Residents wait to see detained family members at a Ministry of State Security office in a border region of North Korea
Residents wait to see detained family members at a Ministry of State Security office in a border region of North Korea. Image: Daily NK

North Korea’s security services are cracking down on international calls in the Sino-North Korean border region. It appears that most of the activity, however, is aimed at extracting money from ordinary North Koreans, Daily NK has learned.

North Korean Ministry of State Security (MSS) agents have long used mobile phone radio locators to identify suspected homes for raids and punish international callers. Recently, however, agents are diversifying their approaches and trying to catch more international callers by pretending to be ordinary people and conducting stakeouts.

“Agents who catch international callers in the act demand bribes to secure their release from custody,” a source in Ryanggang Province told Daily NK, adding that the authorities have also arrested smugglers to demand information on international callers.

“A woman living in Kangan-dong, Hyesan, was recently arrested by the MSS but didn’t know why.”

She was arrested by three agents after returning home from work at the local market and was later interrogated about a call she had made to South Korea four years ago.

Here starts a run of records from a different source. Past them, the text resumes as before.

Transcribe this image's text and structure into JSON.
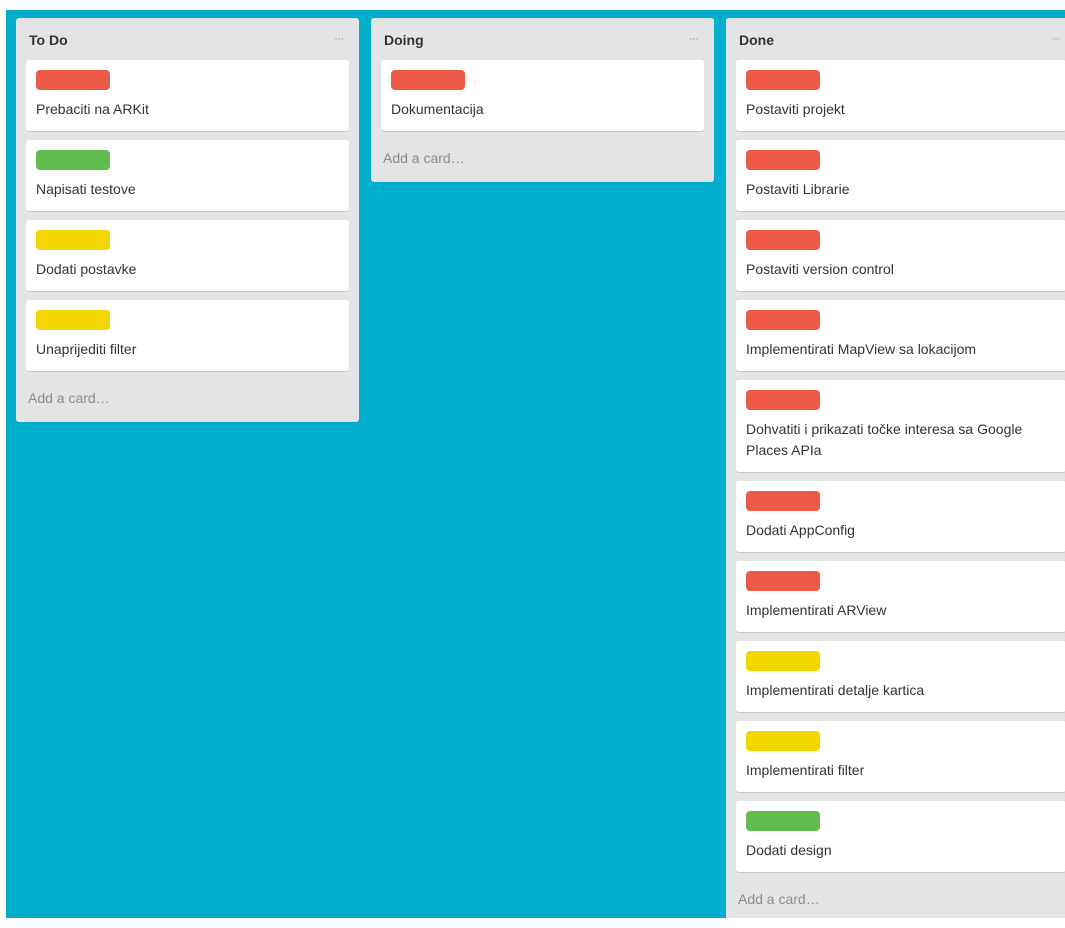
{
  "colors": {
    "board_bg": "#00aecc",
    "red": "#eb5a46",
    "green": "#61bd4f",
    "yellow": "#f2d600"
  },
  "lists": [
    {
      "title": "To Do",
      "menu_label": "···",
      "add_card": "Add a card…",
      "cards": [
        {
          "label": "red",
          "title": "Prebaciti na ARKit"
        },
        {
          "label": "green",
          "title": "Napisati testove"
        },
        {
          "label": "yellow",
          "title": "Dodati postavke"
        },
        {
          "label": "yellow",
          "title": "Unaprijediti filter"
        }
      ]
    },
    {
      "title": "Doing",
      "menu_label": "···",
      "add_card": "Add a card…",
      "cards": [
        {
          "label": "red",
          "title": "Dokumentacija"
        }
      ]
    },
    {
      "title": "Done",
      "menu_label": "···",
      "add_card": "Add a card…",
      "cards": [
        {
          "label": "red",
          "title": "Postaviti projekt"
        },
        {
          "label": "red",
          "title": "Postaviti Librarie"
        },
        {
          "label": "red",
          "title": "Postaviti version control"
        },
        {
          "label": "red",
          "title": "Implementirati MapView sa lokacijom"
        },
        {
          "label": "red",
          "title": "Dohvatiti i prikazati točke interesa sa Google Places APIa"
        },
        {
          "label": "red",
          "title": "Dodati AppConfig"
        },
        {
          "label": "red",
          "title": "Implementirati ARView"
        },
        {
          "label": "yellow",
          "title": "Implementirati detalje kartica"
        },
        {
          "label": "yellow",
          "title": "Implementirati filter"
        },
        {
          "label": "green",
          "title": "Dodati design"
        }
      ]
    }
  ]
}
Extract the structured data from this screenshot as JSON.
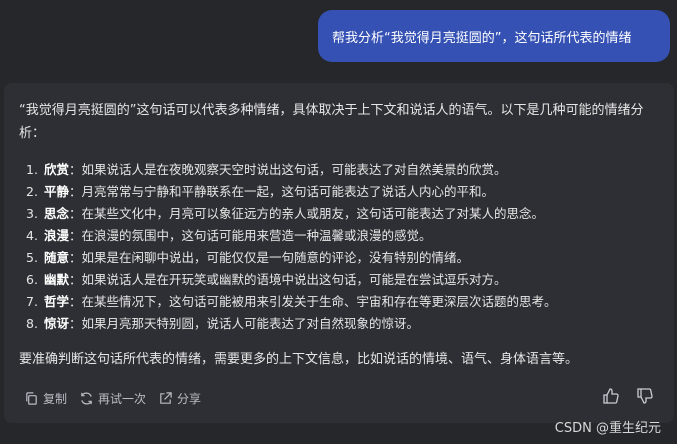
{
  "user_message": "帮我分析“我觉得月亮挺圆的”，这句话所代表的情绪",
  "answer": {
    "intro": "“我觉得月亮挺圆的”这句话可以代表多种情绪，具体取决于上下文和说话人的语气。以下是几种可能的情绪分析：",
    "items": [
      {
        "num": "1.",
        "term": "欣赏",
        "text": "：如果说话人是在夜晚观察天空时说出这句话，可能表达了对自然美景的欣赏。"
      },
      {
        "num": "2.",
        "term": "平静",
        "text": "：月亮常常与宁静和平静联系在一起，这句话可能表达了说话人内心的平和。"
      },
      {
        "num": "3.",
        "term": "思念",
        "text": "：在某些文化中，月亮可以象征远方的亲人或朋友，这句话可能表达了对某人的思念。"
      },
      {
        "num": "4.",
        "term": "浪漫",
        "text": "：在浪漫的氛围中，这句话可能用来营造一种温馨或浪漫的感觉。"
      },
      {
        "num": "5.",
        "term": "随意",
        "text": "：如果是在闲聊中说出，可能仅仅是一句随意的评论，没有特别的情绪。"
      },
      {
        "num": "6.",
        "term": "幽默",
        "text": "：如果说话人是在开玩笑或幽默的语境中说出这句话，可能是在尝试逗乐对方。"
      },
      {
        "num": "7.",
        "term": "哲学",
        "text": "：在某些情况下，这句话可能被用来引发关于生命、宇宙和存在等更深层次话题的思考。"
      },
      {
        "num": "8.",
        "term": "惊讶",
        "text": "：如果月亮那天特别圆，说话人可能表达了对自然现象的惊讶。"
      }
    ],
    "conclusion": "要准确判断这句话所代表的情绪，需要更多的上下文信息，比如说话的情境、语气、身体语言等。"
  },
  "toolbar": {
    "copy": "复制",
    "retry": "再试一次",
    "share": "分享"
  },
  "icons": {
    "copy": "copy-icon",
    "retry": "refresh-icon",
    "share": "share-icon",
    "like": "thumbs-up-icon",
    "dislike": "thumbs-down-icon"
  },
  "colors": {
    "user_bubble": "#3551b4",
    "page_bg": "#26272b",
    "card_bg": "#2e2f34"
  },
  "watermark": "CSDN @重生纪元"
}
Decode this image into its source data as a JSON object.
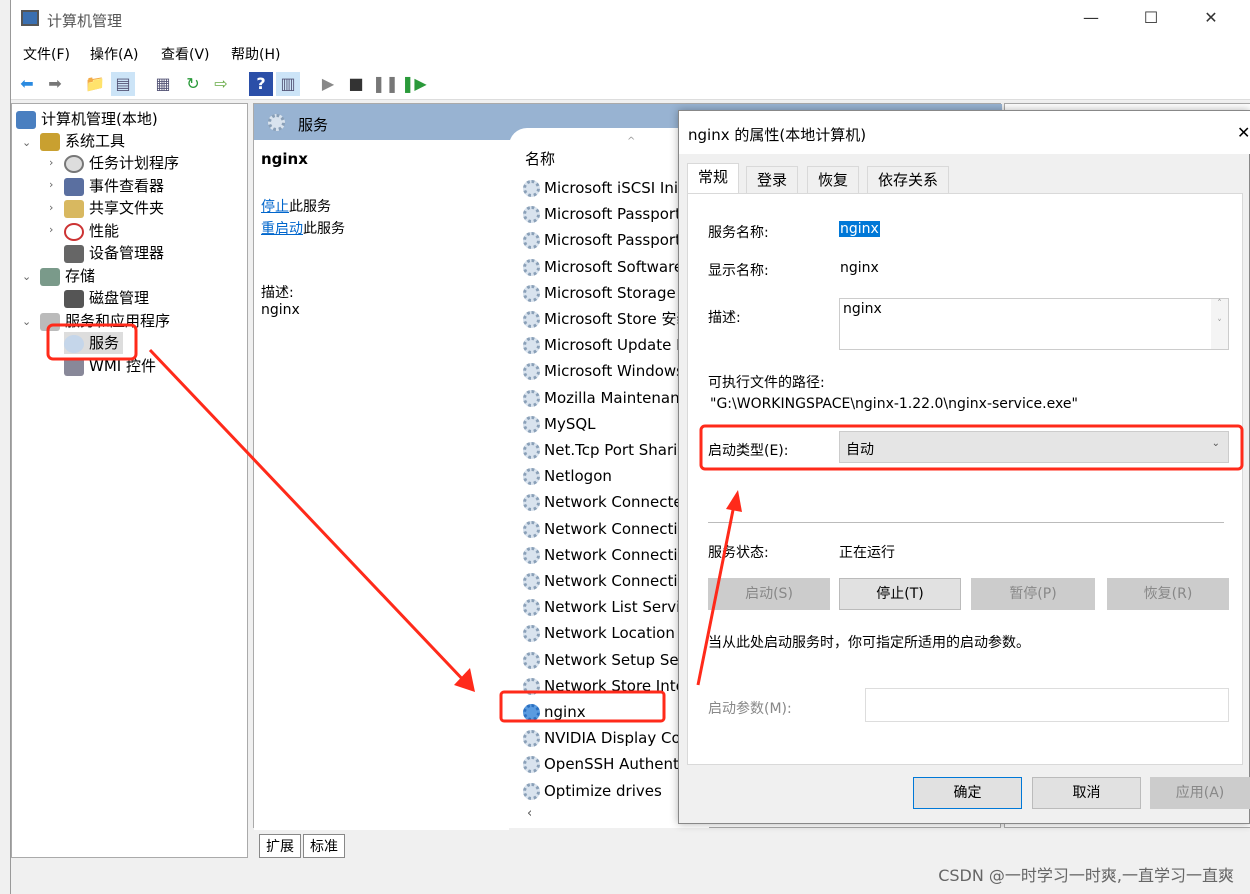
{
  "window": {
    "title": "计算机管理",
    "controls": [
      "—",
      "☐",
      "✕"
    ]
  },
  "menu": [
    "文件(F)",
    "操作(A)",
    "查看(V)",
    "帮助(H)"
  ],
  "toolbar": [
    "back-icon",
    "forward-icon",
    "up-folder-icon",
    "show-hide-tree-icon",
    "properties-icon",
    "refresh-icon",
    "export-icon",
    "help-icon",
    "show-hide-action-icon",
    "play-icon",
    "stop-icon",
    "pause-icon",
    "resume-icon"
  ],
  "tree": {
    "root": "计算机管理(本地)",
    "items": [
      {
        "label": "系统工具",
        "level": 1,
        "expanded": true
      },
      {
        "label": "任务计划程序",
        "level": 2,
        "collapsed": true
      },
      {
        "label": "事件查看器",
        "level": 2,
        "collapsed": true
      },
      {
        "label": "共享文件夹",
        "level": 2,
        "collapsed": true
      },
      {
        "label": "性能",
        "level": 2,
        "collapsed": true
      },
      {
        "label": "设备管理器",
        "level": 2
      },
      {
        "label": "存储",
        "level": 1,
        "expanded": true
      },
      {
        "label": "磁盘管理",
        "level": 2
      },
      {
        "label": "服务和应用程序",
        "level": 1,
        "expanded": true
      },
      {
        "label": "服务",
        "level": 2,
        "selected": true
      },
      {
        "label": "WMI 控件",
        "level": 2
      }
    ]
  },
  "services_panel": {
    "header": "服务",
    "selected_name": "nginx",
    "stop_link": "停止",
    "stop_suffix": "此服务",
    "restart_link": "重启动",
    "restart_suffix": "此服务",
    "desc_label": "描述:",
    "desc_value": "nginx",
    "column_name": "名称",
    "rows": [
      "Microsoft iSCSI Initi",
      "Microsoft Passport",
      "Microsoft Passport C",
      "Microsoft Software",
      "Microsoft Storage S",
      "Microsoft Store 安装",
      "Microsoft Update H",
      "Microsoft Windows",
      "Mozilla Maintenanc",
      "MySQL",
      "Net.Tcp Port Sharin",
      "Netlogon",
      "Network Connected",
      "Network Connectio",
      "Network Connectio",
      "Network Connectiv",
      "Network List Servic",
      "Network Location A",
      "Network Setup Serv",
      "Network Store Inter",
      "nginx",
      "NVIDIA Display Cor",
      "OpenSSH Authenti",
      "Optimize drives"
    ],
    "selected_index": 20
  },
  "bottom_tabs": [
    "扩展",
    "标准"
  ],
  "dialog": {
    "title": "nginx 的属性(本地计算机)",
    "close": "✕",
    "tabs": [
      "常规",
      "登录",
      "恢复",
      "依存关系"
    ],
    "active_tab": 0,
    "service_name_label": "服务名称:",
    "service_name": "nginx",
    "display_name_label": "显示名称:",
    "display_name": "nginx",
    "description_label": "描述:",
    "description": "nginx",
    "path_label": "可执行文件的路径:",
    "path": "\"G:\\WORKINGSPACE\\nginx-1.22.0\\nginx-service.exe\"",
    "startup_label": "启动类型(E):",
    "startup_value": "自动",
    "status_label": "服务状态:",
    "status_value": "正在运行",
    "buttons": {
      "start": "启动(S)",
      "stop": "停止(T)",
      "pause": "暂停(P)",
      "resume": "恢复(R)"
    },
    "hint": "当从此处启动服务时，你可指定所适用的启动参数。",
    "params_label": "启动参数(M):",
    "params_value": "",
    "ok": "确定",
    "cancel": "取消",
    "apply": "应用(A)"
  },
  "annotation_color": "#ff2a1a",
  "watermark": "CSDN @一时学习一时爽,一直学习一直爽"
}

“She was arrested because of a call she made between a family in North Korea and a defector,” said the source. “She had forgotten about it because it was so long ago. Ultimately she paid a bribe of 3,000 yuan to the agents and was released.”

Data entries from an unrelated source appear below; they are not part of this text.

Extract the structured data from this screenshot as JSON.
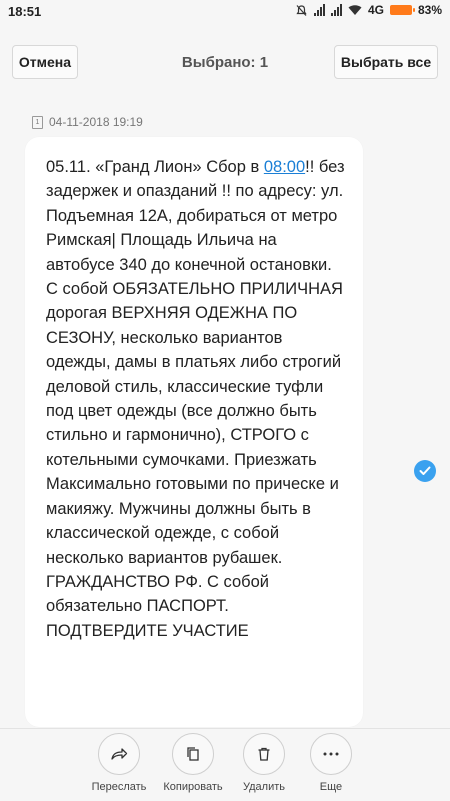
{
  "status_bar": {
    "time": "18:51",
    "network": "4G",
    "battery": "83%"
  },
  "header": {
    "cancel_label": "Отмена",
    "title": "Выбрано: 1",
    "select_all_label": "Выбрать все"
  },
  "message": {
    "timestamp": "04-11-2018 19:19",
    "sim_label": "1",
    "pre_link": "05.11. «Гранд Лион» Сбор в ",
    "link": "08:00",
    "post_link": "!! без задержек и опазданий !! по адресу: ул. Подъемная 12А, добираться от метро Римская| Площадь Ильича на автобусе 340 до конечной остановки. С собой ОБЯЗАТЕЛЬНО ПРИЛИЧНАЯ дорогая ВЕРХНЯЯ ОДЕЖНА ПО СЕЗОНУ, несколько вариантов одежды, дамы в платьях либо строгий деловой стиль, классические туфли под цвет одежды (все должно быть стильно и гармонично), СТРОГО с котельными сумочками. Приезжать Максимально готовыми по прическе и макияжу. Мужчины должны быть в классической одежде, с собой несколько вариантов рубашек. ГРАЖДАНСТВО РФ. С собой обязательно ПАСПОРТ. ПОДТВЕРДИТЕ УЧАСТИЕ"
  },
  "actions": [
    {
      "label": "Переслать",
      "icon": "forward-icon"
    },
    {
      "label": "Копировать",
      "icon": "copy-icon"
    },
    {
      "label": "Удалить",
      "icon": "trash-icon"
    },
    {
      "label": "Еще",
      "icon": "more-icon"
    }
  ],
  "colors": {
    "accent": "#3aa1ef",
    "link": "#1a7fd6",
    "battery": "#ff7a1a"
  }
}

The source also added that MSS agents are using informants arrested for illicit drug transactions, smuggling, and other economic crimes to identify people who have made international calls to South Korea or China.

The agents know that international callers generally have more cash on hand.

“People are getting arrested not just for the international calls they’ve made recently, but also those made long ago, so a lot of people will likely be rounded up,” said a separate source in Ryanggang Province. “A lot of people who have been arrested by the MSS are now trying to scrape up money [so they can pay bribes].”

“These days, people caught helping defectors need to pay bribes of 10,000 Chinese yuan or more, so some have to sell their houses just to get the money.”

Kang Mi Jin
Kang Mi Jin is a North Korean defector turned journalist who fled North Korea in 2009. She has a degree in economics and writes largely on marketization and economy-related issues for Daily NK. Questions about her articles can be directed to